#### SUPPLIED DATA
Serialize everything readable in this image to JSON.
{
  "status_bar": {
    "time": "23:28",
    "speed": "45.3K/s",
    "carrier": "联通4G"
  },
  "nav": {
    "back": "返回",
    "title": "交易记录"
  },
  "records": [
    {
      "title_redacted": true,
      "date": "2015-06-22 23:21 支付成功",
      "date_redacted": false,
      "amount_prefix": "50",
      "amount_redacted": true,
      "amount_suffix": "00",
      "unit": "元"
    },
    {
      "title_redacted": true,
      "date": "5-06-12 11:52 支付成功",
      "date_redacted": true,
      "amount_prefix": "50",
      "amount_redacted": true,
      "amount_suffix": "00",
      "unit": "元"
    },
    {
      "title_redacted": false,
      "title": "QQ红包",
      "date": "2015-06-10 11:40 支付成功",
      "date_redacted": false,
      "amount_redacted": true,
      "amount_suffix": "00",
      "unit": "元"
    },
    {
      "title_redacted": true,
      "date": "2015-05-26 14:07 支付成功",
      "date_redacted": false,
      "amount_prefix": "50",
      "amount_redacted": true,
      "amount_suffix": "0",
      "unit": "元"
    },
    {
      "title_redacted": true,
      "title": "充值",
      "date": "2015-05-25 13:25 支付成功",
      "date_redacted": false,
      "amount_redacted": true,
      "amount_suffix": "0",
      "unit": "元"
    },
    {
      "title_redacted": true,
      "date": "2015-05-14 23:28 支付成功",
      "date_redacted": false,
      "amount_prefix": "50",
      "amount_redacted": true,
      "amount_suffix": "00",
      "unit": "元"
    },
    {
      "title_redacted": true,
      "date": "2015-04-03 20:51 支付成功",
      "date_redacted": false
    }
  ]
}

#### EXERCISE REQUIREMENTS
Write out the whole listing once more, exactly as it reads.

#### EXERCISE SOLUTION
Serialize everything readable in this image to JSON.
{
  "status_bar": {
    "time": "23:28",
    "speed": "45.3K/s",
    "carrier": "联通4G"
  },
  "nav": {
    "back": "返回",
    "title": "交易记录"
  },
  "records": [
    {
      "title_redacted": true,
      "date": "2015-06-22 23:21 支付成功",
      "date_redacted": false,
      "amount_prefix": "50",
      "amount_redacted": true,
      "amount_suffix": "00",
      "unit": "元"
    },
    {
      "title_redacted": true,
      "date": "5-06-12 11:52 支付成功",
      "date_redacted": true,
      "amount_prefix": "50",
      "amount_redacted": true,
      "amount_suffix": "00",
      "unit": "元"
    },
    {
      "title_redacted": false,
      "title": "QQ红包",
      "date": "2015-06-10 11:40 支付成功",
      "date_redacted": false,
      "amount_redacted": true,
      "amount_suffix": "00",
      "unit": "元"
    },
    {
      "title_redacted": true,
      "date": "2015-05-26 14:07 支付成功",
      "date_redacted": false,
      "amount_prefix": "50",
      "amount_redacted": true,
      "amount_suffix": "0",
      "unit": "元"
    },
    {
      "title_redacted": true,
      "title": "充值",
      "date": "2015-05-25 13:25 支付成功",
      "date_redacted": false,
      "amount_redacted": true,
      "amount_suffix": "0",
      "unit": "元"
    },
    {
      "title_redacted": true,
      "date": "2015-05-14 23:28 支付成功",
      "date_redacted": false,
      "amount_prefix": "50",
      "amount_redacted": true,
      "amount_suffix": "00",
      "unit": "元"
    },
    {
      "title_redacted": true,
      "date": "2015-04-03 20:51 支付成功",
      "date_redacted": false
    }
  ]
}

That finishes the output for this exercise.